I went for my weekly trip to the Peak District this morning. I still can’t quite believe how close it is – it took me just twenty minutes on my bicycle to get back home from the reservoirs today.
Having bought a map of the Peak District 4 years back (and then never used it) I sort of knew where I was going, somewhere over to the left where there were no houses. It looked pretty.
Shame I hadn’t paid any attention to the contours!
Once I had made the massive climb out of the city, I was hit by the autumnal beauty of Yorkshire – just gorgeous – and when I turned off the main road it just got better, as I found myself in a nature reserve, complete with bike tracks.
Sharon is particularly pleased with her shocking new look

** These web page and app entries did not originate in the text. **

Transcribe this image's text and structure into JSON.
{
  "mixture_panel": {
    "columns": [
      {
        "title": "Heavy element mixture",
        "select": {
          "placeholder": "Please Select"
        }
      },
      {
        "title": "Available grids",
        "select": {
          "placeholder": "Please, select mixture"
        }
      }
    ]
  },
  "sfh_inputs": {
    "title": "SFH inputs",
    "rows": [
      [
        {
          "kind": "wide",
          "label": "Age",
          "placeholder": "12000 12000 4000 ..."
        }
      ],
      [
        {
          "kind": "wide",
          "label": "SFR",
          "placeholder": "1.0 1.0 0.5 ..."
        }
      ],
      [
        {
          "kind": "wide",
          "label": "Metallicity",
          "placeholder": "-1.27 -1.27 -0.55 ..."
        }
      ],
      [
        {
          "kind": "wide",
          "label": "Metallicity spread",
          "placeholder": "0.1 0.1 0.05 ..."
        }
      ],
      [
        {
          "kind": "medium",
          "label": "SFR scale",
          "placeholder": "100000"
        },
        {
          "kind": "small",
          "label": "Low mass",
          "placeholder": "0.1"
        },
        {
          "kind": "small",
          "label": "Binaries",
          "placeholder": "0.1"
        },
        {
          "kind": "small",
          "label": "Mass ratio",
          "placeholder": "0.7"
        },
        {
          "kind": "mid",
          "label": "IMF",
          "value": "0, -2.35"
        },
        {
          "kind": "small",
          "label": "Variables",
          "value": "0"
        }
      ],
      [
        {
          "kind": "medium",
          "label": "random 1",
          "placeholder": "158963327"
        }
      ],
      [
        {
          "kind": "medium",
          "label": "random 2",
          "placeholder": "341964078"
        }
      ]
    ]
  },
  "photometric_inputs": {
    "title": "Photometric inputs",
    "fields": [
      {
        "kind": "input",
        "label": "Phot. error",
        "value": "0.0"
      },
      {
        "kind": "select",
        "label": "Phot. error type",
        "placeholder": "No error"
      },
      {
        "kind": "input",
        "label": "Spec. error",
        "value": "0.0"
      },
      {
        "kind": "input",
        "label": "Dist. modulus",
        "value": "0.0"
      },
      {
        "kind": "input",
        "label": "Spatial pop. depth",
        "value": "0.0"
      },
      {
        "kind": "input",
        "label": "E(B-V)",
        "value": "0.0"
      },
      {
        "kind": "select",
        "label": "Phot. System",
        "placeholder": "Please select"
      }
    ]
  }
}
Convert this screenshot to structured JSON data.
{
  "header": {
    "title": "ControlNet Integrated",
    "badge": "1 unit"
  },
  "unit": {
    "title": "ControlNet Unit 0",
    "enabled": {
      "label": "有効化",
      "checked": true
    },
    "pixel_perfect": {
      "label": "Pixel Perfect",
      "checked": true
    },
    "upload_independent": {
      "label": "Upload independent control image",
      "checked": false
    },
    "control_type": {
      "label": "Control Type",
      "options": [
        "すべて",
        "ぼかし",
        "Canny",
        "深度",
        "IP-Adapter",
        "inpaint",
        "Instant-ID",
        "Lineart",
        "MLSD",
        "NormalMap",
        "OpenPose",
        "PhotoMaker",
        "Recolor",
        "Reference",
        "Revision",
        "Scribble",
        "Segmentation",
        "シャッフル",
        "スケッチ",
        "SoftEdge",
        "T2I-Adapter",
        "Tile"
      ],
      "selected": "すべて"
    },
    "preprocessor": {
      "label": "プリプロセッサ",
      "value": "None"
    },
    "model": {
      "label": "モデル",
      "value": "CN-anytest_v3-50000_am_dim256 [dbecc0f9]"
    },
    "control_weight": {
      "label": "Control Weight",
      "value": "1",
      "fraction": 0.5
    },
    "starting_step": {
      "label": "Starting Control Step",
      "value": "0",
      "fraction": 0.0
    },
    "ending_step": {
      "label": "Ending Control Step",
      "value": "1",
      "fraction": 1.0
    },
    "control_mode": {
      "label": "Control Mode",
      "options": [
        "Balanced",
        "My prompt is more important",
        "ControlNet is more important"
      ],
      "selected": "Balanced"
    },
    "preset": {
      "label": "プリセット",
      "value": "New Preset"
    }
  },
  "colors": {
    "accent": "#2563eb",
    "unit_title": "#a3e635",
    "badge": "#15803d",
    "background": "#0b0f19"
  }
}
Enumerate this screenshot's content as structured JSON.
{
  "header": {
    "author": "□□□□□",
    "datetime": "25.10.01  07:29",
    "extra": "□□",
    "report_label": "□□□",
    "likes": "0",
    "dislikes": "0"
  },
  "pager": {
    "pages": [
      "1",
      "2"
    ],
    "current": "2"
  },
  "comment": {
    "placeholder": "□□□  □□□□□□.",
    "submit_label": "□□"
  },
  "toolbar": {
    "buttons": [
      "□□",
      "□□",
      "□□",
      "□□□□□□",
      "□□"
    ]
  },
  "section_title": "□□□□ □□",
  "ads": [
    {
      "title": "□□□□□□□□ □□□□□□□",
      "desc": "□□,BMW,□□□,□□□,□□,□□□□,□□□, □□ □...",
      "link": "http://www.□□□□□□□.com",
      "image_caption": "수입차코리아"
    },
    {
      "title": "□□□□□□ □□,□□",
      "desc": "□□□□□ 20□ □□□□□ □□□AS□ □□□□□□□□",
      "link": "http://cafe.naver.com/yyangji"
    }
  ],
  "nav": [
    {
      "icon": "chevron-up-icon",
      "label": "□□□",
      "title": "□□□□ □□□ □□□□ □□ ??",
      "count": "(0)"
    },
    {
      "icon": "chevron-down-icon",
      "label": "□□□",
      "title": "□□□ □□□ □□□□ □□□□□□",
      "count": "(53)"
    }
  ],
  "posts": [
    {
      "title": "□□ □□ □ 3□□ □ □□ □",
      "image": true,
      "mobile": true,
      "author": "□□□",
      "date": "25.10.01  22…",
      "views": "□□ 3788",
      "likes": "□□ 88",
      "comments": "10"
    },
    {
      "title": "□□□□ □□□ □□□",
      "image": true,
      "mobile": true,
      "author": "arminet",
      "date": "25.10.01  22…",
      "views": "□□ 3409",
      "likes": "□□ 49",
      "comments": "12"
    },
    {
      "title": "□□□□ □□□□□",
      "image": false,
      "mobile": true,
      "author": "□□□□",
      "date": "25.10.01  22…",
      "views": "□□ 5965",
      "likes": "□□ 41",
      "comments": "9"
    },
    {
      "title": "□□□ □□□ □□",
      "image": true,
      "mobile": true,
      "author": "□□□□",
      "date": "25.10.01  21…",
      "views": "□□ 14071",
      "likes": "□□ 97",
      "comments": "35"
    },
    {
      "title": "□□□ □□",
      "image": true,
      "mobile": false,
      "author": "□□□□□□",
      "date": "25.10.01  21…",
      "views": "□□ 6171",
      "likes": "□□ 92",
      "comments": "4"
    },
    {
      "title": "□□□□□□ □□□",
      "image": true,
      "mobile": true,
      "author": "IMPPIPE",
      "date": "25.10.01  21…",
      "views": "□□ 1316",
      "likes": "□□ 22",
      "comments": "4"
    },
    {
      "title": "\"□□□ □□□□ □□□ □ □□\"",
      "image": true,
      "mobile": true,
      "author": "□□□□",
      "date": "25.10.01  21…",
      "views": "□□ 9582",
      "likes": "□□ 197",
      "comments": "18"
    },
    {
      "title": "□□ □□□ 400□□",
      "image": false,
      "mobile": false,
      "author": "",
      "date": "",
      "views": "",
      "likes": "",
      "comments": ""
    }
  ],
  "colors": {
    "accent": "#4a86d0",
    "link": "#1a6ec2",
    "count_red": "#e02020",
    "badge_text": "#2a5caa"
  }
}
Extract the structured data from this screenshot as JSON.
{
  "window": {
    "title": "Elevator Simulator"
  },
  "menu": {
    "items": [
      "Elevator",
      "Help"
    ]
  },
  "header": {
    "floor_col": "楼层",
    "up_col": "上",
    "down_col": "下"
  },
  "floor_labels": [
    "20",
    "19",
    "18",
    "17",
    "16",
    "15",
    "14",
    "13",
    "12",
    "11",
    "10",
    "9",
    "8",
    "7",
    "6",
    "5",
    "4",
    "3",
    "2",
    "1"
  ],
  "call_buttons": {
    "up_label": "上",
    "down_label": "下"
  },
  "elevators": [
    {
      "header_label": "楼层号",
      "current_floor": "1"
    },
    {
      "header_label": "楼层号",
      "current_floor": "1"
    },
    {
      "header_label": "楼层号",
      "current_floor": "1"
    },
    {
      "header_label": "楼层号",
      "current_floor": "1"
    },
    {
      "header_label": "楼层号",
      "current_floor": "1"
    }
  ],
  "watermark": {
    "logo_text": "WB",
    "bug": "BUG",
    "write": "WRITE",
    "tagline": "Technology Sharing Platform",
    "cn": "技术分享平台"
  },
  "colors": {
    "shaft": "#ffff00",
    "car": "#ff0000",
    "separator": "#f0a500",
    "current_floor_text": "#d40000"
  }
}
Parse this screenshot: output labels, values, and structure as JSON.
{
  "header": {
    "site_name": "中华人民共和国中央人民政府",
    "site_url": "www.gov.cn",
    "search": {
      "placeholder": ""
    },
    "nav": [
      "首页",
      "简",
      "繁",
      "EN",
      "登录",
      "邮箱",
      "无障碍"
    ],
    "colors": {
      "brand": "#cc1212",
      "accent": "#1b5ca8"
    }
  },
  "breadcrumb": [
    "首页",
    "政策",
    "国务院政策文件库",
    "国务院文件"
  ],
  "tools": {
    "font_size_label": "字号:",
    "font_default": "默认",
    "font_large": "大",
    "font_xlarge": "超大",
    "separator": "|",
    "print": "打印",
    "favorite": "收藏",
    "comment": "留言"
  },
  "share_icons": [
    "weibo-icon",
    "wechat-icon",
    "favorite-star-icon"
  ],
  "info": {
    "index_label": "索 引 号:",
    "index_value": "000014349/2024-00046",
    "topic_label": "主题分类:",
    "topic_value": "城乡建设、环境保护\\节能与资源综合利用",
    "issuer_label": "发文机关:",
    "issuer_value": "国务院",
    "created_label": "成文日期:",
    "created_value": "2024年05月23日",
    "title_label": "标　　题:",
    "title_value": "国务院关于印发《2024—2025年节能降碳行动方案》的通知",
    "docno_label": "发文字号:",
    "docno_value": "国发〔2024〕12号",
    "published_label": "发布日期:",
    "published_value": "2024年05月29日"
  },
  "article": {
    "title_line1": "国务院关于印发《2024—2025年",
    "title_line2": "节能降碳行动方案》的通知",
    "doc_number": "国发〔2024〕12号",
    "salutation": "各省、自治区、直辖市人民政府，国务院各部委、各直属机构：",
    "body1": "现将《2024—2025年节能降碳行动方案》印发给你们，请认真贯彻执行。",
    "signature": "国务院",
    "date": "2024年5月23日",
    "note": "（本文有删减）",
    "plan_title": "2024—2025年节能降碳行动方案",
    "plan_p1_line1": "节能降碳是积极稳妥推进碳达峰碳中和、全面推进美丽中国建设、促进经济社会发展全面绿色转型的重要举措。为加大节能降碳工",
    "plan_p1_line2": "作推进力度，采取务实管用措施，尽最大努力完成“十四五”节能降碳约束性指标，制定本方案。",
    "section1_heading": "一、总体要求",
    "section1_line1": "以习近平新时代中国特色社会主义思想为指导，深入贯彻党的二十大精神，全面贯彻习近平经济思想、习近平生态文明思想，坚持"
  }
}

Mind you, there was one horse there who seemed pretty exasperated by the rebellious nature of the young-uns. He was easy to spot, galloping around the field at full pelt, trying to relieve himself of the stress of modern life. When he finally slowed down, I called out and suggested that he try meditating – which he then did.
A couple of hours later I was back in town – time for a trip to Beanies, the healthfood shop. There I set up a standing order for a weekly organic fruit and veg shop, and an organic loaf of wholemeal bread. This will ensure that I eat properly this year, and also save time as I won’t have to wait in the the very long queues that they often have there. Hurrah!
Back home I started to develop my new photo workflow. Now I’m shooting in RAW+Jpeg (the camera creates two files for every shot, one is the huge uncompressed original, the other is a 1mb jpeg), I’ve started using Adobe Light Room, which I like, a lot. It’s very intuitive, great for doing the basics before passing those images that need any further tweaks on to Photoshop. I had one minor problem – when exporting from Light Room it would set the ppi to 72, no matter what I specified in the options. Turns out that this happens when it compresses the metadata, deselecting that option fixed the issue.
It’s funny how a simple switch like that (from taking photos in JPEG to RAW (or NEF in the case of Nikon)) changes one’s relationship with one’s camera. It feels new all over again, as it starts producing stuff it’s never produced before.
Hard drive space is a bit of an issue. Always has been actually – that was one of the reasons I never shot in RAW before. Now I’m having to accept that I can’t carry round a copy of all my photos on my laptop – only the really old ones (with file sizes of 2mb or less) and the most recent. The rest have to go onto a couple of external drives, a data DVD, and a remote server too just in case. I think I’m a bit obsessed when it comes to backing-up. Still, you do hear horror stories, such a that of one of my classmates. They made three backups of all their photos when they came back to the UK this summer – and all three backups failed, leaving them with just a few shots on Facebook. Ouch.
With hard disk failure it’s never a case of IF, it’s always WHEN.
Flibberdy dee. Must be time to study some kanji.